I didn't bother to fetch my reading glasses.  Neither did my sister.  So we couldn't read the teeny-tiny text of the directions on the lid.  In fact, we didn't bother to read any of the text on the lid, large or teeny-tiny.  We didn't need to.  After all, we were revisiting our childhood---we already knew how to do this.

"You pry this cardboard off all around the edges," said my sister.  She began doing so.  "No, wait, wait," I said, "won't it all pop out?  You do it this way."  I began bending the foil rim back.  "No, no, don't do that," said my sister.  "This is how you do it."  "OK, yeah, maybe you're right," I said.  We finished bending and prying.  We then put the Pak over an open flame and began shaking it.
Suddenly the Pak burst open and popped kernels began exploding everywhere, catching fire as they did so...
...they kept exploding as we rushed the Pak from the stove to the sink...
...they continued exploding all over the dirty dishes in the sink.
What little popcorn we could salvage tasted okay, I guess...but I don't think my sister and I remembered our childhood correctly.  Or did we?

Thursday, October 4, 2012

MY NEWEST BOOK-The Family Bedtime Treasury

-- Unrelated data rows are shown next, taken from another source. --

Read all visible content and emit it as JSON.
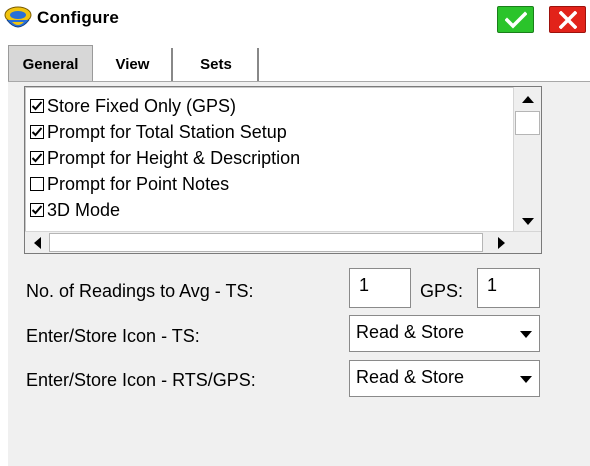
{
  "window": {
    "title": "Configure",
    "ok_icon": "checkmark-icon",
    "cancel_icon": "close-icon",
    "ok_color": "#2bc42b",
    "cancel_color": "#e2231a"
  },
  "tabs": [
    {
      "label": "General",
      "active": true
    },
    {
      "label": "View",
      "active": false
    },
    {
      "label": "Sets",
      "active": false
    }
  ],
  "options": [
    {
      "label": "Store Fixed Only (GPS)",
      "checked": true
    },
    {
      "label": "Prompt for Total Station Setup",
      "checked": true
    },
    {
      "label": "Prompt for Height & Description",
      "checked": true
    },
    {
      "label": "Prompt for Point Notes",
      "checked": false
    },
    {
      "label": "3D Mode",
      "checked": true
    }
  ],
  "readings": {
    "label": "No. of Readings to Avg  - TS:",
    "ts_value": "1",
    "gps_label": "GPS:",
    "gps_value": "1"
  },
  "enter_store_ts": {
    "label": "Enter/Store Icon - TS:",
    "value": "Read & Store"
  },
  "enter_store_rts": {
    "label": "Enter/Store Icon - RTS/GPS:",
    "value": "Read & Store"
  }
}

I'm happy to announce the September 2012 publication of THE FAMILY BEDTIME TREASURY.  My title Bedtime Bunnies (published in 2010) is one of 8 picture books included in the collection.  I'm in great company---Eileen Christelow, Don and Audrey Woods, and other illustrious authors and illustrators are part of the collection.  Also included in the volume are a number of poems, and a CD of an hour of "calming classical" music.  At $18.99, it's a bargain.  As to whether it puts my own individual title ($16.99 for just one book, and no CD) out of print...well, time will tell!  Click here for more details: